COAST SALISH TERRITORY – VANCOUVER, March 15, 2017 /CNW/ - The First Nations Health Council (FNHC) and Indigenous and Northern Affairs Canada (INAC) have marked the signing of a recent agreement in ceremony on Coast Salish Territory in Vancouver.
The Memorandum of Understanding (MoU) is a commitment to work together, through a process of community engagement, to improve the health and wellbeing of First Nations children, youth and families in B.C. The ceremonial event follows the initial signing that took place on February 14, 2017 in Ottawa and is an integral part of bringing the agreement to life.
This agreement intends to create space for communities to engage in direct dialogue with the FNHC and INAC on funding, policy and programs that will help to shape and improve the way services for children and families are designed and delivered in the future, including to reduce the disproportionate rate of Indigenous children being taken into care. With a vision of keeping children safe and families together, one of the goals of the engagement process is to see an increase in investments for community-based prevention services.
The parties acknowledge the diversity of perspectives, capacity and priorities of First Nations to reform the systems that serve their children, youth and families in B.C. The engagement process envisioned in this agreement will be inclusive, comprehensive and community-led, providing opportunities to build consensus on new priorities, models, and processes. This process will be community-driven and Nation-based, ensuring each Nation has the time and ability to contribute fully to this conversation.
Canada and First Nations in B.C. now have the opportunity to address historic funding shortfalls and build new relationships together, ones that are based on mutual accountability, increased flexibility and greater First Nations control. The MoU provides new opportunities for communities to lead in the design, planning, and dialogue around Indigenous child and family well-being in order to address the broader social determinants of health. The primary goal is to build healthy and sustainable communities that are adequately funded to deliver culturally appropriate and safe services for First Nations children, youth and families.

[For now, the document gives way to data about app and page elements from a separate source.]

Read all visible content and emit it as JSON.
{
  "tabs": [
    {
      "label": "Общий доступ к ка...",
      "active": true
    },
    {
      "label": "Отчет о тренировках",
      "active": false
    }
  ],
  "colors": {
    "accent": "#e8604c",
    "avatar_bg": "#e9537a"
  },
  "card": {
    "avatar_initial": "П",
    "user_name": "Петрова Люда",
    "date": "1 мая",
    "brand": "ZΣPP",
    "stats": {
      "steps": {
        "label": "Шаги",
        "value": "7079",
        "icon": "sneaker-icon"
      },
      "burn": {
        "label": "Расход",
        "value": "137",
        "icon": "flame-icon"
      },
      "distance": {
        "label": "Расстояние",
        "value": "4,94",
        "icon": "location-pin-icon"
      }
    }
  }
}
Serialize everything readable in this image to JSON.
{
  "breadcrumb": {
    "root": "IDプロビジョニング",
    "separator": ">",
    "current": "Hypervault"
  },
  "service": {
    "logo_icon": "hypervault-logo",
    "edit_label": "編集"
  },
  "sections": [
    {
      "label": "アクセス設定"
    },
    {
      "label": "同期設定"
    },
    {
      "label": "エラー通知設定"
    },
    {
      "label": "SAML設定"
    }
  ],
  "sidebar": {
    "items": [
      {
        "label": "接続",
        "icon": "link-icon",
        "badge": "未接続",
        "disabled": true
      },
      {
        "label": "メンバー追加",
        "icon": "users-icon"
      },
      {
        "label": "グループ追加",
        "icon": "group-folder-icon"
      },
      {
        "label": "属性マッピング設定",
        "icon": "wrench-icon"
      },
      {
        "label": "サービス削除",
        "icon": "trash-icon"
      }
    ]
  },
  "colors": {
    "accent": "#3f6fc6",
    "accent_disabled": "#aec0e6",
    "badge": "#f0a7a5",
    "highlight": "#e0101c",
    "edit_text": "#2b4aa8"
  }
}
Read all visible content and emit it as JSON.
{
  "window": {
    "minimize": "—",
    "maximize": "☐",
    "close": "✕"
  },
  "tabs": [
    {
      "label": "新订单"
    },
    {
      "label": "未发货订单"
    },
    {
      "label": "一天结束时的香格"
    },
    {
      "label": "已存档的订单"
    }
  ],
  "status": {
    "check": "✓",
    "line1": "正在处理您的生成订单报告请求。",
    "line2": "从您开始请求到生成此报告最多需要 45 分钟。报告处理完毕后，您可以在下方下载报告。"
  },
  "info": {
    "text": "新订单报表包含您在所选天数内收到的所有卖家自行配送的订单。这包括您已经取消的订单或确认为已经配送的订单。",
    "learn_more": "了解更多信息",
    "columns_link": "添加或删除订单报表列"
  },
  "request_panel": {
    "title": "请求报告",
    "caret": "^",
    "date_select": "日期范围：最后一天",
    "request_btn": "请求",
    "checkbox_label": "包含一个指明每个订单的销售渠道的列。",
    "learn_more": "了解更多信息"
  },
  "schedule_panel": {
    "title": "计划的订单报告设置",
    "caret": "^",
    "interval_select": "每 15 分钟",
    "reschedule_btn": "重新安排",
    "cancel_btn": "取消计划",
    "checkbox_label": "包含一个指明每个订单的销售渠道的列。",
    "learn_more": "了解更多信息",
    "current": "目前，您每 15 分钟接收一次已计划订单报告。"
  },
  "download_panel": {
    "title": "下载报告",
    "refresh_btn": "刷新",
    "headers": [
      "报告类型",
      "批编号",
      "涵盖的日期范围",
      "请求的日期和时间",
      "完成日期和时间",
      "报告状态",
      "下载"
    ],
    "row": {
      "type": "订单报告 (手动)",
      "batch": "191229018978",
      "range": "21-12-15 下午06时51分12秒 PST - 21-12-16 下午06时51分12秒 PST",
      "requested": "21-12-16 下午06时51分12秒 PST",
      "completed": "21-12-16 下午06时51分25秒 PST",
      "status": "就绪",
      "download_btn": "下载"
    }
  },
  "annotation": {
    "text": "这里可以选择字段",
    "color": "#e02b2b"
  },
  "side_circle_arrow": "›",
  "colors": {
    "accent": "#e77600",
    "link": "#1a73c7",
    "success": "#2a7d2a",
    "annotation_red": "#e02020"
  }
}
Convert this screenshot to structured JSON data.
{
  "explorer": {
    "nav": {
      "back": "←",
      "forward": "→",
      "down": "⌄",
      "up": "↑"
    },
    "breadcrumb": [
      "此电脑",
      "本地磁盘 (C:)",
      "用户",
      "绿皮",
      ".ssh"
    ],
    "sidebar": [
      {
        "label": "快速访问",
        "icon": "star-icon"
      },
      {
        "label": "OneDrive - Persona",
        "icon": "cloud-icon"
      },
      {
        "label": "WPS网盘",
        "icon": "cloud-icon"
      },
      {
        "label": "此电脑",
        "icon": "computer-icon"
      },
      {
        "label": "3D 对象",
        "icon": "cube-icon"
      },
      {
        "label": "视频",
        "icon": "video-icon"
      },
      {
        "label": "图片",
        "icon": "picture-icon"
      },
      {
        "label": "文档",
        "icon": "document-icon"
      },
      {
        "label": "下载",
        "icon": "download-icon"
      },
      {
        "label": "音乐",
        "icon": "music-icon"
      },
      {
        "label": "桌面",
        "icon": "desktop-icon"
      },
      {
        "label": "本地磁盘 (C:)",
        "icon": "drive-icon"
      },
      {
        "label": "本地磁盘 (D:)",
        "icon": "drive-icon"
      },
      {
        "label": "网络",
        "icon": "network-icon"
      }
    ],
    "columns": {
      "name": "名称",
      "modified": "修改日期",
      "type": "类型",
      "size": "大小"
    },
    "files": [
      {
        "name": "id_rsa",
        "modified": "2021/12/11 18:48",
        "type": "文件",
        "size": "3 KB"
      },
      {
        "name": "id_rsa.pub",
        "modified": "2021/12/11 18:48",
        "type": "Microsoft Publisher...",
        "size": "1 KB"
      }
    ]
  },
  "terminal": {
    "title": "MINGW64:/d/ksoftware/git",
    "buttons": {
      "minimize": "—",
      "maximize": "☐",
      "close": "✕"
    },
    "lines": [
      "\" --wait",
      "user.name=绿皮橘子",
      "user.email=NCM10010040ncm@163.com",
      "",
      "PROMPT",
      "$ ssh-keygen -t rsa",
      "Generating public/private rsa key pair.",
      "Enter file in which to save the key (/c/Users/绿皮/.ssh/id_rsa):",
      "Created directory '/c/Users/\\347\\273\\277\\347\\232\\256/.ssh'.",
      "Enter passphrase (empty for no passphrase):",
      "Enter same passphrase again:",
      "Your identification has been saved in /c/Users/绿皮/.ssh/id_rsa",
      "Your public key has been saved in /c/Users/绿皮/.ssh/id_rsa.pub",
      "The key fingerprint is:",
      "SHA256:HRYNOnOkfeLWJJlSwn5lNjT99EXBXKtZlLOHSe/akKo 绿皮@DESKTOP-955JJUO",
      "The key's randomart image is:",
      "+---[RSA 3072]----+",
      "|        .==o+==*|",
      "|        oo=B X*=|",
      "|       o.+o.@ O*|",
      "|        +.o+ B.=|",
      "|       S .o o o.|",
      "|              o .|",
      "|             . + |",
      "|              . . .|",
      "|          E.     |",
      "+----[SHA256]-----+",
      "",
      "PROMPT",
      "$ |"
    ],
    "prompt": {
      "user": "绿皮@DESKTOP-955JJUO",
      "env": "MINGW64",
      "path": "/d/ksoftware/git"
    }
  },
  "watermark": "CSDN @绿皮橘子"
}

Importantly, this work is without prejudice to First Nations interests and does not limit, impede, or alter existing agreements or discussions between First Nations and the federal and provincial government. This is a starting point for dialogue between Canada and B.C. First Nations, opening the door for a conversation to take place on change. It is intended to strengthen linkages between agencies involved in health, education, justice, public safety, employment and training, social services and child welfare, while acknowledging the impacts of intergenerational trauma, poverty and mental wellness and substance use on health.
Grand Chief Doug Kelly
First Nations Health Council Chair
"For too long, the government took decisions about us without us. This agreement creates the space for Chiefs and leaders to engage directly with government decision-makers to transform together child, youth, and family services. Transformative change is heavy work and it requires many hands - but we can do this!"
The Honourable Carolyn Bennett, M.D., P.C., M.P.
Minister of Indigenous Affairs and Northern Development
"Our priority as Canadians must be—first and foremost—the health, well-being and protection of Indigenous children. Reconciliation and its progress between Canada and Indigenous Peoples is crucial. We are proud to be working with the First Nations Health Council in British Columbia to take this step on the path forward to ensuring the program meets the needs of children, families and communities."
The Honourable Stephanie Cadieux
Minister of Children and Family Development
"This MoU is an important milestone that brings focus to our shared goal of helping to keep families together and ensuring that Indigenous children remain connected to their cultures, traditions and communities. This agreement reflects the direction in the Calls to Action from the Truth and Reconciliation Commission as well as a number of key reports and engagement processes informing positive change to Indigenous child welfare. I'm honoured to be a part of the changes we are all making — as full and equal partners — to improve the health and well-being of First Nations children, youth and families."
To view the Memorandum of Understanding, please visit: www.fnhc.ca
SOURCE Government of Canada
For further information: Media Contacts: First Nations Health Council, 604-831-4898; Sabrina Williams, Press Secretary, Office of the Honourable Carolyn Bennett, 613-697-8316; Indigenous and Northern Affairs Canada, 819-953-1160